Read the whole post –> What constitutes “evidence”? Implications for cutting-edge, tailored treatments, and small sub-populations
The new funding rules for the US Department of Education’s $650 million Investing in Innovation appear based on an out-of-date model of evidence-based policy and hierarchy of evidence. Recent developments in our understanding of evidence-based policy would suggest changes are needed to the selection criteria and to how successful proposals will be evaluated.
Read the whole post –> Investing In Innovation – a need to apply what we know about evidence-based policy
Most lay people can grasp the difference between grading/rating and ranking, so what’s wrong with the media? Following on from Patricia Rogers’ recent posts about the misreporting of evaluation findings, this post looks at an example from the New Zealand media (reporting on the new National Standards for literacy and numeracy) of leading the public astray with a complete lack of understanding of this very fundamental evaluation concept. Jane also ponders the reasons why the mainstream media in particular gets this kind of thing wrong so often …
Read the whole post –> The media and evaluation reporting – clueless or unscrupulous?
Another Head Start evaluation, another controversy about whether the results show it works or not. In her comment on our post on the NY School Milk Study Susan Wolf drew our attention to some important differences between the recent evaluation report on Head Start, and how it was represented in an email from the

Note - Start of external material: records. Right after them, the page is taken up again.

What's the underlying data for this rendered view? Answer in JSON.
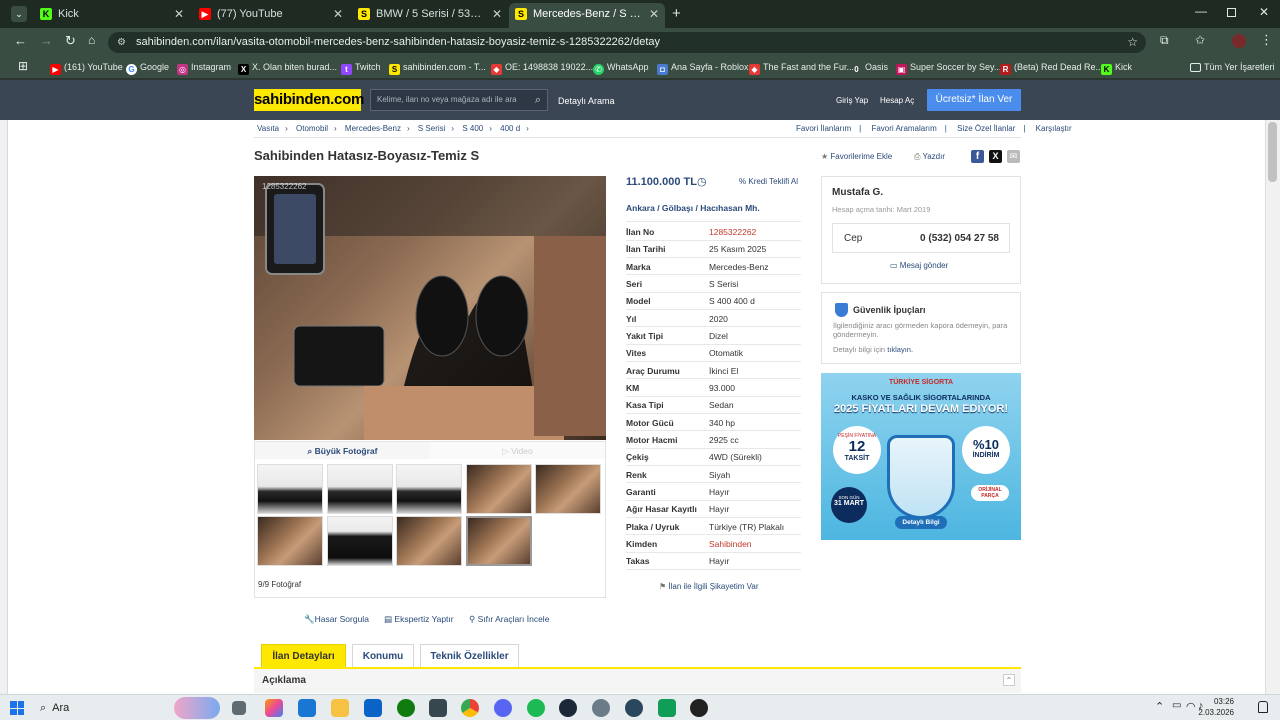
{
  "browser": {
    "tabs": [
      {
        "label": "Kick",
        "active": false
      },
      {
        "label": "(77) YouTube",
        "active": false
      },
      {
        "label": "BMW / 5 Serisi / 530i / Standart",
        "active": false
      },
      {
        "label": "Mercedes-Benz / S Serisi / S 40",
        "active": true
      }
    ],
    "url": "sahibinden.com/ilan/vasita-otomobil-mercedes-benz-sahibinden-hatasiz-boyasiz-temiz-s-1285322262/detay",
    "bookmarks": [
      "(161) YouTube",
      "Google",
      "Instagram",
      "X. Olan biten burad...",
      "Twitch",
      "sahibinden.com - T...",
      "OE: 1498838 19022...",
      "WhatsApp",
      "Ana Sayfa - Roblox",
      "The Fast and the Fur...",
      "Oasis",
      "Super Soccer by Sey...",
      "(Beta) Red Dead Re...",
      "Kick"
    ],
    "all_bookmarks": "Tüm Yer İşaretleri"
  },
  "site": {
    "logo": "sahibinden.com",
    "search_placeholder": "Kelime, ilan no veya mağaza adı ile ara",
    "detailed_search": "Detaylı Arama",
    "login": "Giriş Yap",
    "register": "Hesap Aç",
    "free_ad": "Ücretsiz* İlan Ver"
  },
  "breadcrumbs": [
    "Vasıta",
    "Otomobil",
    "Mercedes-Benz",
    "S Serisi",
    "S 400",
    "400 d"
  ],
  "top_links": [
    "Favori İlanlarım",
    "Favori Aramalarım",
    "Size Özel İlanlar",
    "Karşılaştır"
  ],
  "listing": {
    "title": "Sahibinden Hatasız-Boyasız-Temiz S",
    "add_favorite": "Favorilerime Ekle",
    "print": "Yazdır",
    "watermark": "1285322262",
    "big_photo": "Büyük Fotoğraf",
    "video": "Video",
    "photo_count": "9/9 Fotoğraf",
    "price": "11.100.000 TL",
    "credit": "Kredi Teklifi Al",
    "location": [
      "Ankara",
      "Gölbaşı",
      "Hacıhasan Mh."
    ],
    "specs": [
      {
        "label": "İlan No",
        "value": "1285322262",
        "highlight": true
      },
      {
        "label": "İlan Tarihi",
        "value": "25 Kasım 2025"
      },
      {
        "label": "Marka",
        "value": "Mercedes-Benz"
      },
      {
        "label": "Seri",
        "value": "S Serisi"
      },
      {
        "label": "Model",
        "value": "S 400 400 d"
      },
      {
        "label": "Yıl",
        "value": "2020"
      },
      {
        "label": "Yakıt Tipi",
        "value": "Dizel"
      },
      {
        "label": "Vites",
        "value": "Otomatik"
      },
      {
        "label": "Araç Durumu",
        "value": "İkinci El"
      },
      {
        "label": "KM",
        "value": "93.000"
      },
      {
        "label": "Kasa Tipi",
        "value": "Sedan"
      },
      {
        "label": "Motor Gücü",
        "value": "340 hp"
      },
      {
        "label": "Motor Hacmi",
        "value": "2925 cc"
      },
      {
        "label": "Çekiş",
        "value": "4WD (Sürekli)"
      },
      {
        "label": "Renk",
        "value": "Siyah"
      },
      {
        "label": "Garanti",
        "value": "Hayır"
      },
      {
        "label": "Ağır Hasar Kayıtlı",
        "value": "Hayır"
      },
      {
        "label": "Plaka / Uyruk",
        "value": "Türkiye (TR) Plakalı"
      },
      {
        "label": "Kimden",
        "value": "Sahibinden",
        "highlight": true
      },
      {
        "label": "Takas",
        "value": "Hayır"
      }
    ],
    "complaint": "İlan ile İlgili Şikayetim Var",
    "actions": [
      "Hasar Sorgula",
      "Ekspertiz Yaptır",
      "Sıfır Araçları İncele"
    ]
  },
  "seller": {
    "name": "Mustafa G.",
    "since": "Hesap açma tarihi: Mart 2019",
    "phone_label": "Cep",
    "phone": "0 (532) 054 27 58",
    "message": "Mesaj gönder"
  },
  "safety": {
    "title": "Güvenlik İpuçları",
    "text": "İlgilendiğiniz aracı görmeden kapora ödemeyin, para göndermeyin.",
    "more_prefix": "Detaylı bilgi için",
    "more_link": "tıklayın."
  },
  "ad": {
    "brand": "TÜRKİYE SİGORTA",
    "line1": "KASKO VE SAĞLIK SİGORTALARINDA",
    "line2": "2025 FİYATLARI DEVAM EDİYOR!",
    "badge_left_top": "PEŞİN FİYATINA",
    "badge_left_num": "12",
    "badge_left_bottom": "TAKSİT",
    "badge_right": "%10",
    "badge_right_bottom": "İNDİRİM",
    "date_badge_top": "SON GÜN",
    "date_badge": "31 MART",
    "parts": "ORİJİNAL PARÇA",
    "cta": "Detaylı Bilgi"
  },
  "bottom_tabs": [
    "İlan Detayları",
    "Konumu",
    "Teknik Özellikler"
  ],
  "description_header": "Açıklama",
  "taskbar": {
    "search": "Ara",
    "time": "03:26",
    "date": "2.03.2026"
  },
  "colors": {
    "brand_yellow": "#ffe800",
    "header": "#3b4654",
    "link": "#2b4b7a",
    "price": "#2b4b7a",
    "highlight": "#c0392b",
    "cta": "#4b8ded"
  }
}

Read the whole post –> Does the recent evaluation show that Head Start doesn’t work?